Start of INPUT FOR THIS TASK
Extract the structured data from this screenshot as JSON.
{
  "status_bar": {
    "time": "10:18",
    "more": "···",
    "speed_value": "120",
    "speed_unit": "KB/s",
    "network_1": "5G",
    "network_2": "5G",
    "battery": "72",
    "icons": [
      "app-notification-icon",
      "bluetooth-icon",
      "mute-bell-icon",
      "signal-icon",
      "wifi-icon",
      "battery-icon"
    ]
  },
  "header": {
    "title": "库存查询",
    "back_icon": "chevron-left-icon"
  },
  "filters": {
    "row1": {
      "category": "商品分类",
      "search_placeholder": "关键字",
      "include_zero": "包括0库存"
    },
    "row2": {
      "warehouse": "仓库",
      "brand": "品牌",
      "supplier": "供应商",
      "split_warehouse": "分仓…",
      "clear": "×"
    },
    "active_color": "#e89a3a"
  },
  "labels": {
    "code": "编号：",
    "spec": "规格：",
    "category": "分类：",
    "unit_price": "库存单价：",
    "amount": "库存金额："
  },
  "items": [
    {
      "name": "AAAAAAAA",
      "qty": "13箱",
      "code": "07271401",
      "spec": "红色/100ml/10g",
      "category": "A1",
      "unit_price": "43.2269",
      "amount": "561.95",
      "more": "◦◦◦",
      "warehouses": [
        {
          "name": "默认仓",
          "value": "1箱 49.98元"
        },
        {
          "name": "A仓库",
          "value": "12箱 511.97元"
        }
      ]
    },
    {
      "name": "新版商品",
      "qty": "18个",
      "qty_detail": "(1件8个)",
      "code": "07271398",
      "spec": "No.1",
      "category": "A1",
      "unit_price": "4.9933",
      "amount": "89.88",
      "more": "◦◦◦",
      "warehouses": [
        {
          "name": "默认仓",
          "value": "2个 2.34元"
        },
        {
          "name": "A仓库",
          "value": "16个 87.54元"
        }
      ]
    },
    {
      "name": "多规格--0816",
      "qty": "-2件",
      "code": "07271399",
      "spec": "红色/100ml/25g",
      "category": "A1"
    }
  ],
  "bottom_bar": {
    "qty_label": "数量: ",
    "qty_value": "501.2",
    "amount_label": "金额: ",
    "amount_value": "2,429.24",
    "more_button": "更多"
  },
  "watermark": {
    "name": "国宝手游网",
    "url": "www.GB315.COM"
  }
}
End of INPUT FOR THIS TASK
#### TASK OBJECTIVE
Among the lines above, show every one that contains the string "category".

#### RESULT FOR THIS EXERCISE
      "category": "商品分类",
    "category": "分类：",
      "category": "A1",
      "category": "A1",
      "category": "A1"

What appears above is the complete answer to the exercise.